It is Saturday, at 2:30 in the afternoon. After a brief flight, our plane has reached its apex.
Now it is time to dive out of it.
Then, before I realize it is happening, the plexiglass door over the hatch is slid entirely open, and Chris and his partner are duckwalking to the very edge of the floor. They tip out, into the blue, quickly disappearing from sight.
Drew is sitting next to me. I look him in the eyes, but I don’t think it registers. He will be the next to jump.
I find that, unexpectedly, I am completely calm.
On Monday, June 29, I met Britt outside of our office, and we took off for New Jersey to meet with Drew.
I had read up on the BlameDrewsCancer phenomenon, but I couldn’t say I completely understood the point of it. All I knew was that Britt was in charge of this mysterious Blame-a-Thon event, and that I had volunteered to take notes for her so she could stay focused on her dialog with Drew.
Otherwise, I was in the dark. Blame Drew’s Cancer was just a meme to me. I had never even sent an @-reply to Drew.
We converged on Applebees for our meeting. Me being me, I had never been inside of one before, and wasn’t entirely sure what sort of food they sold. I advertised the fact to Drew, a stocky, tattooed, slightly-imposing man in a baseball jersey.
Great, I thought. Way to endear yourself to the intimidating guy with cancer by advertising your never-ending weirdness.
Britt: I brought charts!
Drew: I brought cancer!
This, I learned quickly, was par for the course with Drew – and a running theme of BlameDrewsCancer. Drew was sick of cancer being an unspoken “c-word.” He talked about his cancer loudly and without reservation, and welcomed questions.

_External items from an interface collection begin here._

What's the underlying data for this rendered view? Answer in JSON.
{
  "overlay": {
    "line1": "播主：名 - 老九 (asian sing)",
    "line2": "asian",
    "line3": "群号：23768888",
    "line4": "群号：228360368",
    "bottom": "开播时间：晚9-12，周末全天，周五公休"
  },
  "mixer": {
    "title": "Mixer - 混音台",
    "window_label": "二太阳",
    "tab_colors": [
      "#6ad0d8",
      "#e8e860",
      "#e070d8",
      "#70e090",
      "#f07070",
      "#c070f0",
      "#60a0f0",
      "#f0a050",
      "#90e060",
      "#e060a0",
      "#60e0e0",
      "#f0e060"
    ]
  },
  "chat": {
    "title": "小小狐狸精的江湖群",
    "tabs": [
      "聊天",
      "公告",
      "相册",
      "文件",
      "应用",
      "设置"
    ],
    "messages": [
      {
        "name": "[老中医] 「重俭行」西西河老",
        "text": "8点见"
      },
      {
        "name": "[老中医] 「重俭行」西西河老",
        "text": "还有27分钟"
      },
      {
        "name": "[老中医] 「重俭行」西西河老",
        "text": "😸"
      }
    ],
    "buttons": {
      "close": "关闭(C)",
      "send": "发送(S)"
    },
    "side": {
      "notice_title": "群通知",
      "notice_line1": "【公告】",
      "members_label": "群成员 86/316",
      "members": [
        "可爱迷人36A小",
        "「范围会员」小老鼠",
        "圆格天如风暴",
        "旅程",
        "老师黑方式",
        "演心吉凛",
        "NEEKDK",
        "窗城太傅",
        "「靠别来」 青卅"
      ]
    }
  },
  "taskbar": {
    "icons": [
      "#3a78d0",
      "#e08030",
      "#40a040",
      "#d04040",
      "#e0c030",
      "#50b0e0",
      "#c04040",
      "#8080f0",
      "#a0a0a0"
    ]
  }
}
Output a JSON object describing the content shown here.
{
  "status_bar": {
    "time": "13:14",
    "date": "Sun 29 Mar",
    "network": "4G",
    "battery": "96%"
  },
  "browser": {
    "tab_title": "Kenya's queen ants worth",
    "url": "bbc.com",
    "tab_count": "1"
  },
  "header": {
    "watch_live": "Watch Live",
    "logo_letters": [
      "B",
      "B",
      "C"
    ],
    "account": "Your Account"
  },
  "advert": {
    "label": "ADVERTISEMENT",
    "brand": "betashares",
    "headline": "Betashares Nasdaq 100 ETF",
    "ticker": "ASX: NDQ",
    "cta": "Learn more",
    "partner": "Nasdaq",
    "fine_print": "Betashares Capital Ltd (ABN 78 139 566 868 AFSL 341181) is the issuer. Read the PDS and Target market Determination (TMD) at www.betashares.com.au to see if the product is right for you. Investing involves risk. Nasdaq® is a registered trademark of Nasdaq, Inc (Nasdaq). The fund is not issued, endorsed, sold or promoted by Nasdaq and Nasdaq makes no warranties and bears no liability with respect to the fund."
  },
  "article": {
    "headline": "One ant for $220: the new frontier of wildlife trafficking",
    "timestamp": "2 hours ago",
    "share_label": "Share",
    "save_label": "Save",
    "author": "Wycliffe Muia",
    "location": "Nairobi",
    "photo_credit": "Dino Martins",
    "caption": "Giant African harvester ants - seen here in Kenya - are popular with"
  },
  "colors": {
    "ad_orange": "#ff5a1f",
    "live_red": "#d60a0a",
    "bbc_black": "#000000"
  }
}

Drew was fresh from chemotherapy, and Britt quizzed him on the details over salad. Yes, he had a permanent port in his body for the chemo, so the drugs wouldn’t burn his skin. No, it wasn’t too uncomfortable, but he wasn’t allowed to get any more tattoos while he was in treatment.
As we got into the thick of the meeting I took furious notes on the scope of the event. It would be huge. 24 hours of party, half of it at Philly’s venerable North Star Bar. We would need to coordinate live video streaming of the entire event. The band Stroke 9 was reportedly working on a Blame Drew’s Cancer theme song. Drew was now an official partner of LiveStrong, in a story set to break later that week on outlets like AOL and CNN – until then the news was embargoed.
In Drew’s words, we should “Think big.” When Mikey jokingly fired back, “Big like Tom Hanks,” Drew responded, “Sure, if you think you can get in touch with him.”
It was at that moment that I began to understand what Drew – and, by extension, BlameDrewsCancer – was actually about. It was about a no-holds-barred rebranding of cancer as something you could talk about, get support for, and live through. Really live.
Drew was only intimidating in that he had ideas with no boundaries, and he was looking for people to help realize them. By the time we headed back to our cars, I knew that I wanted to be one of those people; I had to be involved with Blame-a-Thon in a capacity more meaningful than just taking notes.
I did not suspect that “involved” would involve jumping out of a plane.